While physicists have a fairly good understanding of the other fundamental interactions of forces on the quantum level, gravity is problematic, and cannot be integrated with quantum mechanics at very high energies using the usual framework of quantum field theory. At lesser energy levels it is usually ignored, while for energies approaching or exceeding the Planck scale, a new theory of quantum gravity is required. The current leading approachesare string theory and M-theory. Other approaches to this problem include Loop quantum gravity, Noncommutative geometry, and Causal set theory.
The term Planck scale can also refer to a length scale or time scale.
The Planck length is related to Planck energy by the uncertainty principle. At this scale, the concepts of size and distance break down, as quantum indeterminacy becomes virtually absolute. Because the Schwarzschild radius of a black hole is roughly equal to the Compton wavelength at the Planck scale, a photon with sufficient energy to probe this realm would yield no information whatsoever. Any photon energetic enough to precisely measure a Planck-sized object could actually create a particle of that dimension, but it would be massive enough to immediately become a black hole (a.k.a. Planck particle), thus completely distorting that region of space, and swallowing the photon. This is the most extreme example possible of the uncertainty principle, and explains why only a quantum gravity theory reconciling general relativity with quantum mechanics will allow us to understand the dynamics of space-time at this scale.
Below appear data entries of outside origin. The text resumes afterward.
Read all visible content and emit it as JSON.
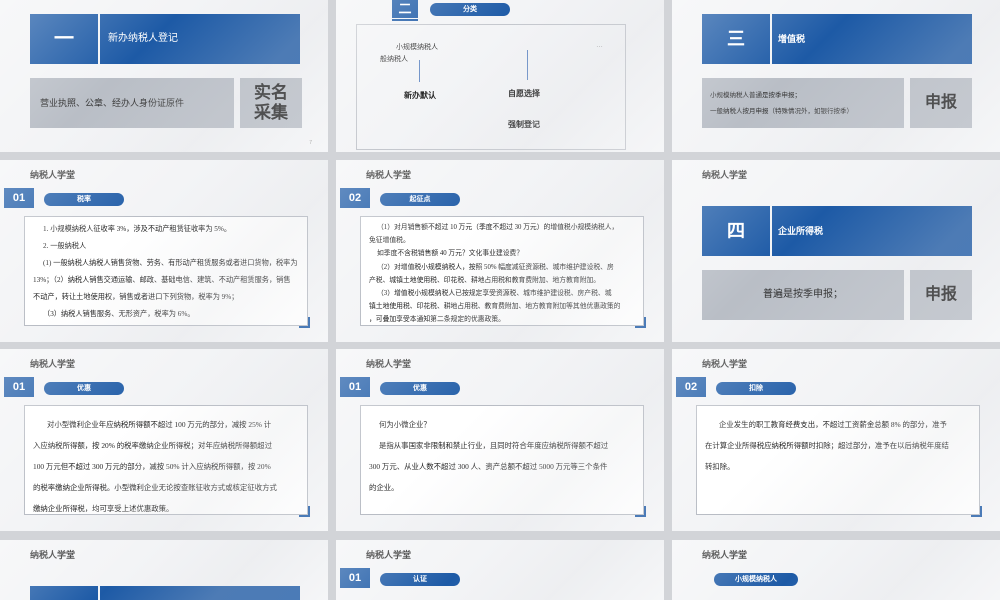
{
  "s1": {
    "num": "一",
    "title": "新办纳税人登记",
    "desc": "营业执照、公章、经办人身份证原件",
    "big1": "实名",
    "big2": "采集",
    "page": "7"
  },
  "s2": {
    "num": "二",
    "pill": "分类",
    "l1": "小规模纳税人",
    "l2": "般纳税人",
    "dots": "…",
    "a": "新办默认",
    "b": "自愿选择",
    "c": "强制登记"
  },
  "s3": {
    "num": "三",
    "title": "增值税",
    "d1": "小规模纳税人普通是按季申报；",
    "d2": "一般纳税人按月申报（特殊情况外，如银行按季）",
    "big": "申报"
  },
  "hdr": "纳税人学堂",
  "s4": {
    "num": "01",
    "pill": "税率",
    "lines": [
      "1. 小规模纳税人征收率 3%，涉及不动产租赁征收率为 5%。",
      "2. 一般纳税人",
      "(1) 一般纳税人纳税人销售货物、劳务、有形动产租赁服务或者进口货物，税率为",
      "13%；（2）纳税人销售交通运输、邮政、基础电信、建筑、不动产租赁服务，销售",
      "不动产，转让土地使用权，销售或者进口下列货物，税率为 9%；",
      "（3）纳税人销售服务、无形资产，税率为 6%。"
    ]
  },
  "s5": {
    "num": "02",
    "pill": "起征点",
    "lines": [
      "（1）对月销售额不超过 10 万元（季度不超过 30 万元）的增值税小规模纳税人，",
      "免征增值税。",
      "如季度不含税销售额 40 万元？文化事业建设费？",
      "（2）对增值税小规模纳税人，按照 50% 幅度减征资源税、城市维护建设税、房",
      "产税、城镇土地使用税、印花税、耕地占用税和教育费附加、地方教育附加。",
      "（3）增值税小规模纳税人已按规定享受资源税、城市维护建设税、房产税、城",
      "镇土地使用税、印花税、耕地占用税、教育费附加、地方教育附加等其他优惠政策的",
      "，可叠加享受本通知第二条规定的优惠政策。"
    ]
  },
  "s6": {
    "num": "四",
    "title": "企业所得税",
    "desc": "普遍是按季申报；",
    "big": "申报"
  },
  "s7": {
    "num": "01",
    "pill": "优惠",
    "lines": [
      "对小型微利企业年应纳税所得额不超过 100 万元的部分，减按 25% 计",
      "入应纳税所得额，按 20% 的税率缴纳企业所得税；对年应纳税所得额超过",
      "100 万元但不超过 300 万元的部分，减按 50% 计入应纳税所得额，按 20%",
      "的税率缴纳企业所得税。小型微利企业无论按查账征收方式或核定征收方式",
      "缴纳企业所得税，均可享受上述优惠政策。"
    ]
  },
  "s8": {
    "num": "01",
    "pill": "优惠",
    "lines": [
      "何为小微企业？",
      "是指从事国家非限制和禁止行业，且同时符合年度应纳税所得额不超过",
      "300 万元、从业人数不超过 300 人、资产总额不超过 5000 万元等三个条件",
      "的企业。"
    ]
  },
  "s9": {
    "num": "02",
    "pill": "扣除",
    "lines": [
      "企业发生的职工教育经费支出，不超过工资薪金总额 8% 的部分，准予",
      "在计算企业所得税应纳税所得额时扣除；超过部分，准予在以后纳税年度结",
      "转扣除。"
    ]
  },
  "s11": {
    "num": "01",
    "pill": "认证"
  },
  "s12": {
    "pill": "小规模纳税人"
  },
  "colors": {
    "accent": "#1d5aa6",
    "grey": "#b9bec6"
  }
}
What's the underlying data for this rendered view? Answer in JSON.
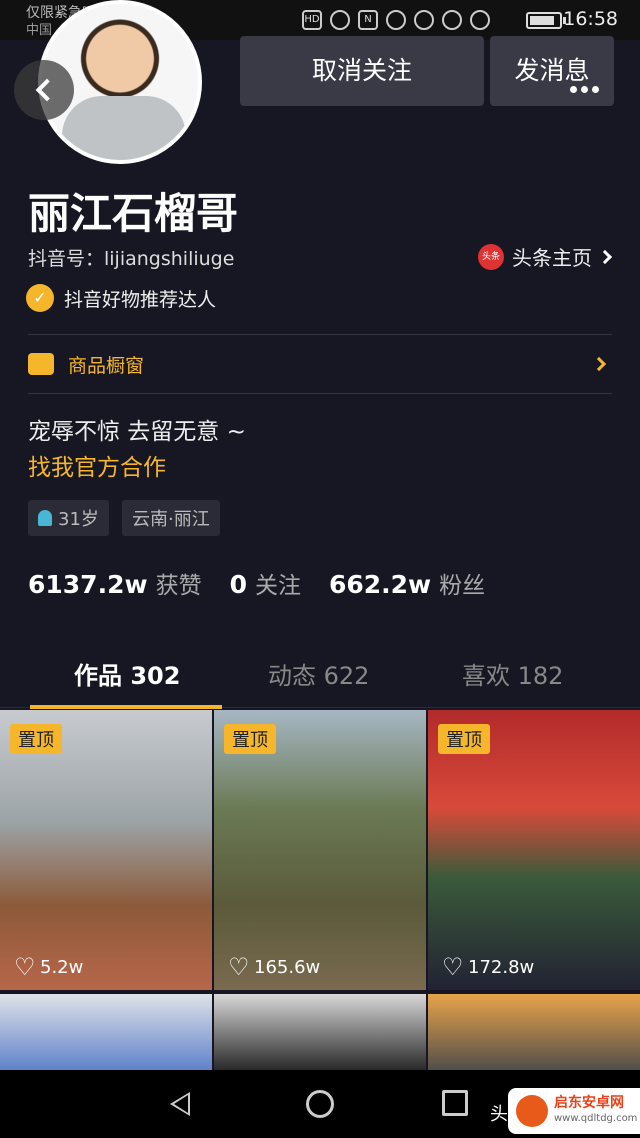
{
  "status_bar": {
    "carrier_line1": "仅限紧急呼叫",
    "carrier_line2": "中国",
    "time": "16:58",
    "icons": [
      "hd-icon",
      "eye-icon",
      "nfc-icon",
      "alarm-icon",
      "bluetooth-icon",
      "location-icon",
      "mute-icon",
      "battery-icon"
    ]
  },
  "header": {
    "unfollow_label": "取消关注",
    "message_label": "发消息"
  },
  "profile": {
    "name": "丽江石榴哥",
    "douyin_id": "抖音号：lijiangshiliuge",
    "toutiao_label": "头条主页",
    "toutiao_icon_text": "头条",
    "verified_label": "抖音好物推荐达人",
    "shop_label": "商品橱窗",
    "bio_line1": "宠辱不惊 去留无意 ~",
    "bio_link": "找我官方合作",
    "tag_age": "31岁",
    "tag_location": "云南·丽江"
  },
  "stats": {
    "likes_value": "6137.2w",
    "likes_label": "获赞",
    "following_value": "0",
    "following_label": "关注",
    "followers_value": "662.2w",
    "followers_label": "粉丝"
  },
  "tabs": {
    "works": "作品 302",
    "moments": "动态 622",
    "likes": "喜欢 182",
    "active": "works"
  },
  "videos": [
    {
      "pinned_label": "置顶",
      "likes": "5.2w"
    },
    {
      "pinned_label": "置顶",
      "likes": "165.6w"
    },
    {
      "pinned_label": "置顶",
      "likes": "172.8w"
    }
  ],
  "navbar": {
    "extra_text": "头"
  },
  "watermark": {
    "title": "启东安卓网",
    "url": "www.qdltdg.com"
  },
  "colors": {
    "background": "#161722",
    "accent": "#f5b62c",
    "button_bg": "#393a45"
  }
}
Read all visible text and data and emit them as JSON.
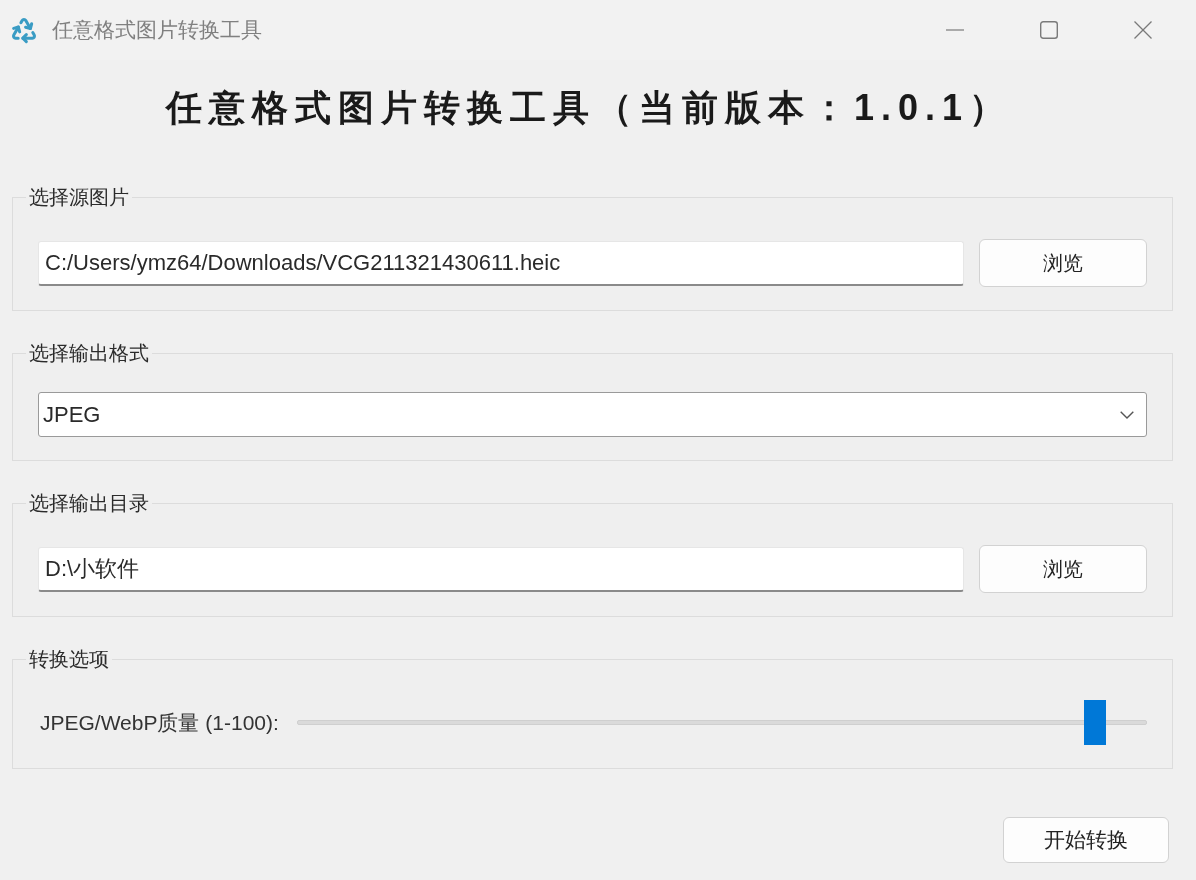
{
  "window": {
    "title": "任意格式图片转换工具"
  },
  "heading": "任意格式图片转换工具（当前版本：1.0.1）",
  "groups": [
    {
      "kind": "file",
      "title": "选择源图片",
      "value": "C:/Users/ymz64/Downloads/VCG211321430611.heic",
      "button": "浏览"
    },
    {
      "kind": "select",
      "title": "选择输出格式",
      "value": "JPEG"
    },
    {
      "kind": "file",
      "title": "选择输出目录",
      "value": "D:\\小软件",
      "button": "浏览"
    },
    {
      "kind": "slider",
      "title": "转换选项",
      "label": "JPEG/WebP质量 (1-100):",
      "level": 0.95
    }
  ],
  "start_button": "开始转换"
}
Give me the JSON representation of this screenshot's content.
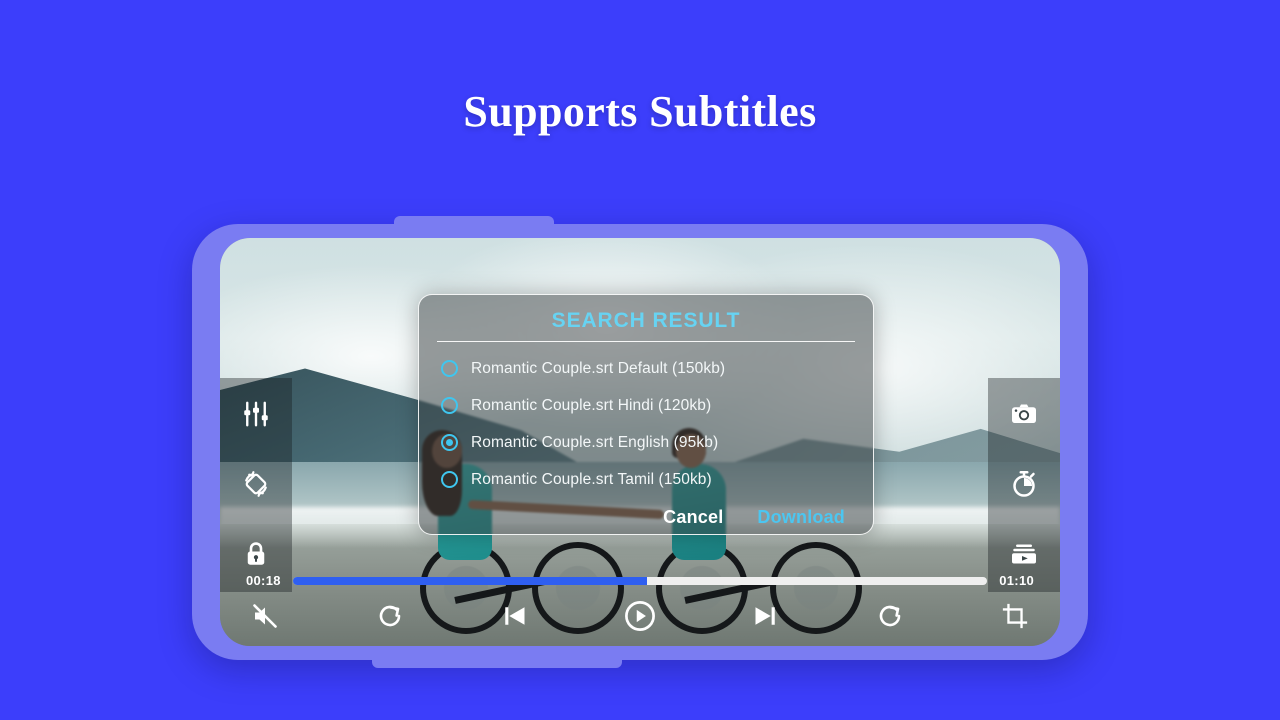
{
  "headline": "Supports Subtitles",
  "theme": {
    "background": "#3c3efb",
    "phone_frame": "#7a7cf2",
    "accent_cyan": "#4cc6f0",
    "progress_fill": "#2f5ff0",
    "progress_track": "#efefef"
  },
  "side_left": {
    "items": [
      {
        "name": "equalizer-icon",
        "label": "Equalizer"
      },
      {
        "name": "screen-rotate-icon",
        "label": "Rotate screen"
      },
      {
        "name": "lock-icon",
        "label": "Lock"
      }
    ]
  },
  "side_right": {
    "items": [
      {
        "name": "camera-icon",
        "label": "Screenshot"
      },
      {
        "name": "stopwatch-icon",
        "label": "Sleep timer"
      },
      {
        "name": "video-list-icon",
        "label": "Playlist"
      }
    ]
  },
  "dialog": {
    "title": "SEARCH RESULT",
    "options": [
      {
        "label": "Romantic Couple.srt Default (150kb)",
        "selected": false
      },
      {
        "label": "Romantic Couple.srt Hindi (120kb)",
        "selected": false
      },
      {
        "label": "Romantic Couple.srt English (95kb)",
        "selected": true
      },
      {
        "label": "Romantic Couple.srt Tamil (150kb)",
        "selected": false
      }
    ],
    "cancel_label": "Cancel",
    "download_label": "Download"
  },
  "player": {
    "current_time": "00:18",
    "total_time": "01:10",
    "progress_percent": 51,
    "controls": [
      {
        "name": "mute-button",
        "label": "Mute"
      },
      {
        "name": "replay-button",
        "label": "Replay"
      },
      {
        "name": "previous-button",
        "label": "Previous"
      },
      {
        "name": "play-button",
        "label": "Play"
      },
      {
        "name": "next-button",
        "label": "Next"
      },
      {
        "name": "repeat-button",
        "label": "Repeat"
      },
      {
        "name": "crop-button",
        "label": "Crop"
      }
    ]
  }
}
Planck scale dynamics are important for cosmology because if we trace the evolution of the cosmos back to the very beginning, at some very early stage the universe should have been so hot that processes involving energies as high as the Planck energy (corresponding to distances as short as the Planck length) may have occurred. This period is therefore called the Planck era or Planck epoch.
In physics, Planck units are physical units of measurement defined exclusively in terms of five universal physical constants listed below, in such a manner that these five physical constants take on the numerical value of 1 when expressed in terms of these units. Planck units have profound significance for theoretical physics since they elegantly simplify several recurring algebraic expressions of physical law by nondimensionalization. They are particularly relevant in research on unified theories such as quantum gravity.
Originally proposed in 1899 by German physicist Max Planck, these units are also known as natural units because the origin of their definition comes only from properties of the fundamental physical theories and not from interchangeable experimental parameters. Planck units are only one system of natural units among other systems, but are considered unique in that these units are not based on properties of any prototype object or particle (that would be arbitrarily chosen), but rather on properties of free space alone.
The universal constants that Planck units, by definition, normalize to 1 are:
- the gravitational constant, G,
- the reduced Planck constant, ħ,
- the speed of light in a vacuum, c,
- the Coulomb constant, (4πε0)−1 (sometimes ke or k), and
- the Boltzmann constant, kB (sometimes k).
Each of these constants can be associated with at least one fundamental physical theory: c with electromagnetism and special relativity, G with general relativity and Newtonian gravity, ħ with quantum mechanics, ε0 with electrostatics, and kB with statistical mechanics and thermodynamics.